● Exercise goal: Send back the entries below exactly as they appear.

══ Raw data ══

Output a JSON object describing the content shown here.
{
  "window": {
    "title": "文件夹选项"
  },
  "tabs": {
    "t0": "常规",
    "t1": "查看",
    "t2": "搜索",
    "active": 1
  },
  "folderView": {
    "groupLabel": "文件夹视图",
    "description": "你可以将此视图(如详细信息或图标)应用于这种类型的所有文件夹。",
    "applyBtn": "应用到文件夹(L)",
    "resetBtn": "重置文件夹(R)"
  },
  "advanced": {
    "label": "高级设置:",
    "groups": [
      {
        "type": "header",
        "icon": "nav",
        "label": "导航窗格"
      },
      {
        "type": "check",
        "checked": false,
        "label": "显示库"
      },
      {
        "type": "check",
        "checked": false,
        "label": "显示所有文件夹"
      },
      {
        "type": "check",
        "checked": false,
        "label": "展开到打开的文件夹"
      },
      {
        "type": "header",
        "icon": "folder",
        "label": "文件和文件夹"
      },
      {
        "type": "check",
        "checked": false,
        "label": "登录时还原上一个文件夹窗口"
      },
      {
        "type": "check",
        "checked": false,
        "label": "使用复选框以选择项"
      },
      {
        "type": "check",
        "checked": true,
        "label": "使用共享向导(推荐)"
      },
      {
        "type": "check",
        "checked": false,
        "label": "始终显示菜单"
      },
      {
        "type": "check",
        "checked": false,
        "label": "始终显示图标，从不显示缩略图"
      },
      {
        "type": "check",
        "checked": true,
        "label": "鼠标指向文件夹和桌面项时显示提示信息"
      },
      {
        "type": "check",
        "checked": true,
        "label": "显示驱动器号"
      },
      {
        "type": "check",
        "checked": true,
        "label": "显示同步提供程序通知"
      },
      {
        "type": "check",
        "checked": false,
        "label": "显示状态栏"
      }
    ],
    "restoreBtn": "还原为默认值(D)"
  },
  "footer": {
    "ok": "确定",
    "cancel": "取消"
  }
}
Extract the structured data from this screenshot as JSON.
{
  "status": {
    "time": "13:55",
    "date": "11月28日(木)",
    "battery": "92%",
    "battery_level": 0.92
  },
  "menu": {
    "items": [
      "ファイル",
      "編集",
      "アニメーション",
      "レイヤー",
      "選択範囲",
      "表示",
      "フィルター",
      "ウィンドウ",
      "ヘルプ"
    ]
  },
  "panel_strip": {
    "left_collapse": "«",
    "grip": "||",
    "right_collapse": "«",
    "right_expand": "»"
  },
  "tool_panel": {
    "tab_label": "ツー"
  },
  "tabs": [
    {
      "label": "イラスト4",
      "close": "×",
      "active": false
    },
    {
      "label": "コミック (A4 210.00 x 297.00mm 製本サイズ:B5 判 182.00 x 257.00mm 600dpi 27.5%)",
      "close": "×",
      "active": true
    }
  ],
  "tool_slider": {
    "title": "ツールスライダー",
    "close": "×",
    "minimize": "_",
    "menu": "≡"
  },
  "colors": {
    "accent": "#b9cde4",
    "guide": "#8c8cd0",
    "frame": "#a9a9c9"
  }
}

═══

● Reply:
Output a JSON object describing the content shown here.
{
  "window": {
    "title": "文件夹选项"
  },
  "tabs": {
    "t0": "常规",
    "t1": "查看",
    "t2": "搜索",
    "active": 1
  },
  "folderView": {
    "groupLabel": "文件夹视图",
    "description": "你可以将此视图(如详细信息或图标)应用于这种类型的所有文件夹。",
    "applyBtn": "应用到文件夹(L)",
    "resetBtn": "重置文件夹(R)"
  },
  "advanced": {
    "label": "高级设置:",
    "groups": [
      {
        "type": "header",
        "icon": "nav",
        "label": "导航窗格"
      },
      {
        "type": "check",
        "checked": false,
        "label": "显示库"
      },
      {
        "type": "check",
        "checked": false,
        "label": "显示所有文件夹"
      },
      {
        "type": "check",
        "checked": false,
        "label": "展开到打开的文件夹"
      },
      {
        "type": "header",
        "icon": "folder",
        "label": "文件和文件夹"
      },
      {
        "type": "check",
        "checked": false,
        "label": "登录时还原上一个文件夹窗口"
      },
      {
        "type": "check",
        "checked": false,
        "label": "使用复选框以选择项"
      },
      {
        "type": "check",
        "checked": true,
        "label": "使用共享向导(推荐)"
      },
      {
        "type": "check",
        "checked": false,
        "label": "始终显示菜单"
      },
      {
        "type": "check",
        "checked": false,
        "label": "始终显示图标，从不显示缩略图"
      },
      {
        "type": "check",
        "checked": true,
        "label": "鼠标指向文件夹和桌面项时显示提示信息"
      },
      {
        "type": "check",
        "checked": true,
        "label": "显示驱动器号"
      },
      {
        "type": "check",
        "checked": true,
        "label": "显示同步提供程序通知"
      },
      {
        "type": "check",
        "checked": false,
        "label": "显示状态栏"
      }
    ],
    "restoreBtn": "还原为默认值(D)"
  },
  "footer": {
    "ok": "确定",
    "cancel": "取消"
  }
}
Extract the structured data from this screenshot as JSON.
{
  "status": {
    "time": "13:55",
    "date": "11月28日(木)",
    "battery": "92%",
    "battery_level": 0.92
  },
  "menu": {
    "items": [
      "ファイル",
      "編集",
      "アニメーション",
      "レイヤー",
      "選択範囲",
      "表示",
      "フィルター",
      "ウィンドウ",
      "ヘルプ"
    ]
  },
  "panel_strip": {
    "left_collapse": "«",
    "grip": "||",
    "right_collapse": "«",
    "right_expand": "»"
  },
  "tool_panel": {
    "tab_label": "ツー"
  },
  "tabs": [
    {
      "label": "イラスト4",
      "close": "×",
      "active": false
    },
    {
      "label": "コミック (A4 210.00 x 297.00mm 製本サイズ:B5 判 182.00 x 257.00mm 600dpi 27.5%)",
      "close": "×",
      "active": true
    }
  ],
  "tool_slider": {
    "title": "ツールスライダー",
    "close": "×",
    "minimize": "_",
    "menu": "≡"
  },
  "colors": {
    "accent": "#b9cde4",
    "guide": "#8c8cd0",
    "frame": "#a9a9c9"
  }
}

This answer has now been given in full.